Dataset items
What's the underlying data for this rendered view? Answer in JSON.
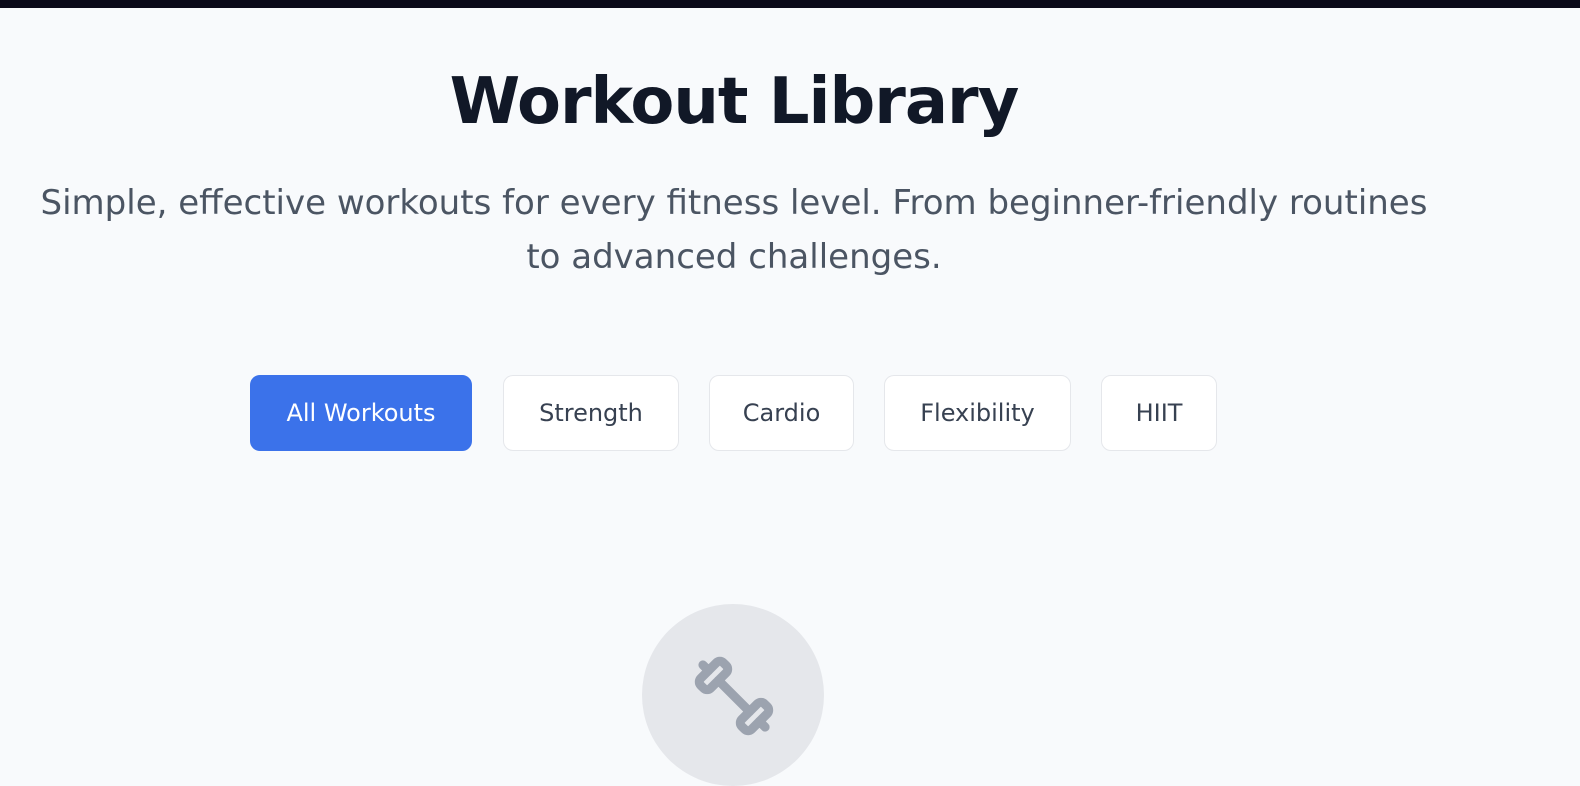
{
  "header": {
    "title": "Workout Library",
    "subtitle_line1": "Simple, effective workouts for every fitness level. From beginner-friendly routines",
    "subtitle_line2": "to advanced challenges."
  },
  "filters": {
    "options": [
      {
        "label": "All Workouts",
        "active": true
      },
      {
        "label": "Strength",
        "active": false
      },
      {
        "label": "Cardio",
        "active": false
      },
      {
        "label": "Flexibility",
        "active": false
      },
      {
        "label": "HIIT",
        "active": false
      }
    ]
  },
  "empty_state": {
    "icon": "dumbbell-icon"
  },
  "colors": {
    "background": "#f8fafc",
    "accent": "#3b72ea",
    "title": "#111827",
    "subtitle": "#4b5563",
    "top_bar": "#0b0b1a"
  }
}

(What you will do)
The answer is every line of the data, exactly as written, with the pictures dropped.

(Solution to this task)
What's the underlying data for this rendered view? Answer in JSON.
{
  "header": {
    "title": "Workout Library",
    "subtitle_line1": "Simple, effective workouts for every fitness level. From beginner-friendly routines",
    "subtitle_line2": "to advanced challenges."
  },
  "filters": {
    "options": [
      {
        "label": "All Workouts",
        "active": true
      },
      {
        "label": "Strength",
        "active": false
      },
      {
        "label": "Cardio",
        "active": false
      },
      {
        "label": "Flexibility",
        "active": false
      },
      {
        "label": "HIIT",
        "active": false
      }
    ]
  },
  "empty_state": {
    "icon": "dumbbell-icon"
  },
  "colors": {
    "background": "#f8fafc",
    "accent": "#3b72ea",
    "title": "#111827",
    "subtitle": "#4b5563",
    "top_bar": "#0b0b1a"
  }
}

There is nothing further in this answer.